Archbishops call for Church of England to become radically different as public worship put on hold to help stem spread of coronavirus

The Archbishops of Canterbury and York are calling for Church of England churches to put public worship on hold and become a “different sort of church” in the coming months to face the challenge of coronavirus.

In a joint letter, Archbishops Justin Welby and John Sentamu said it was now necessary to put public services on hold until further notice.

But they said that far from having to “shut up shop”, the Church of England must face the challenge by becoming a radically different kind of church rooted in prayer and serving others.

It comes after the Government announced unprecedented peacetime measures to try to control the spread of the virus, with restrictions on public gatherings, transport and working.

The Archbishops expressed the desire that church buildings may, where practical, remain open as places of prayer for the community, observing social distancing recommendations.

They also invited clergy to maintain the ancient pattern of daily prayer and, where possible, the eucharist – live streaming their worship if they have the resources to do so.

And they urged congregations to be in the forefront of providing practical care and support for the most poor and the most vulnerable during the crisis.

“Being a part of the Church of England is going to look very different in the days ahead,” they wrote.

“Our life is going to be less characterised by attendance at church on Sunday, and more characterised by the prayer and service we offer each day.

“We may not be able to pray with people in the ways that we are used to, but we can certainly pray for people. And we can certainly offer practical care and support.

“Please do carry on supporting the local foodbank and buy extra provisions for it.  Ensure the night shelters wherever possible are kept open.  There are many very encouraging schemes happening right across our country in communities to focus on caring for the most vulnerable and do continue to play your part in those.

“Then by our service, and by our love,  Jesus Christ will be made known, and the hope of the gospel – a hope that can counter fear and isolation – will spread across our land.”

They added: “This is a defining moment for the Church of England. Are we truly are a church for all, or just the church for ourselves.

“We urge you sisters and brothers to become a different sort of church in these coming months: hopeful and rooted in the offering of prayer and praise and overflowing in service to the world.”

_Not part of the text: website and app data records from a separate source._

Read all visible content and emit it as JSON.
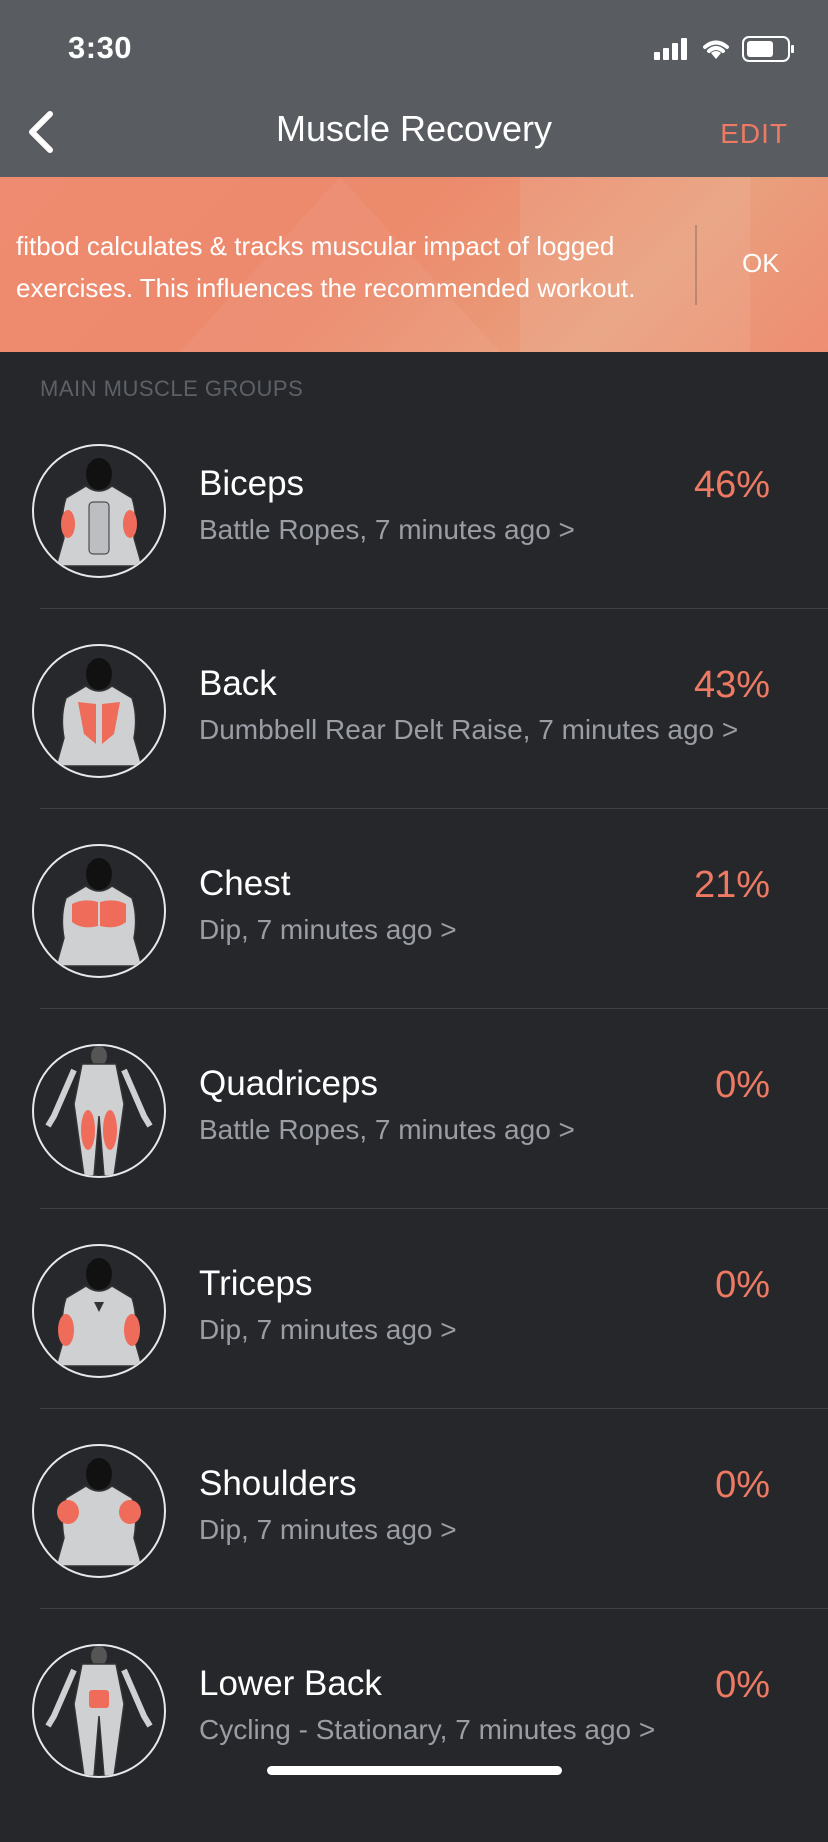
{
  "status_bar": {
    "time": "3:30"
  },
  "nav": {
    "title": "Muscle Recovery",
    "edit_label": "EDIT"
  },
  "banner": {
    "text": "fitbod calculates & tracks muscular impact of logged exercises. This influences the recommended workout.",
    "ok_label": "OK"
  },
  "section": {
    "label": "MAIN MUSCLE GROUPS"
  },
  "muscles": [
    {
      "name": "Biceps",
      "detail": "Battle Ropes, 7 minutes ago >",
      "percent": "46%",
      "icon": "biceps-figure"
    },
    {
      "name": "Back",
      "detail": "Dumbbell Rear Delt Raise, 7 minutes ago >",
      "percent": "43%",
      "icon": "back-figure"
    },
    {
      "name": "Chest",
      "detail": "Dip, 7 minutes ago >",
      "percent": "21%",
      "icon": "chest-figure"
    },
    {
      "name": "Quadriceps",
      "detail": "Battle Ropes, 7 minutes ago >",
      "percent": "0%",
      "icon": "quadriceps-figure"
    },
    {
      "name": "Triceps",
      "detail": "Dip, 7 minutes ago >",
      "percent": "0%",
      "icon": "triceps-figure"
    },
    {
      "name": "Shoulders",
      "detail": "Dip, 7 minutes ago >",
      "percent": "0%",
      "icon": "shoulders-figure"
    },
    {
      "name": "Lower Back",
      "detail": "Cycling - Stationary, 7 minutes ago >",
      "percent": "0%",
      "icon": "lower-back-figure"
    }
  ],
  "colors": {
    "accent": "#ef7a63",
    "header_bg": "#595d61",
    "page_bg": "#25272b",
    "muscle_highlight": "#ef6b5a"
  }
}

The archbishops have joined other church leaders in calling for a day of prayer and action this Sunday (Mothering Sunday) particularly remembering those who are sick or anxious and all involved in health and emergency services.

Further information on what the suspension of public worship will mean will be available as soon as possible on the Church of England website. This page will be regularly updated.

The Church will be providing a range of resources to enable people to continue to walk with God at this difficult time. This includes #LiveLent daily reflections, prayer for the day audio and text and Alexa and Google Home smart speaker apps.

In the days and weeks ahead, the Church will be significantly expanding this output with audio of a simple daytime prayer and night prayer service, more video content and some live streaming, new mental health reflections to support people, and webinars to help churches stream sermons, events and make the most of social media.

The aim will be to make as much as possible available in simple downloadable and printable formats for those who can’t easily access the technology.

Read more …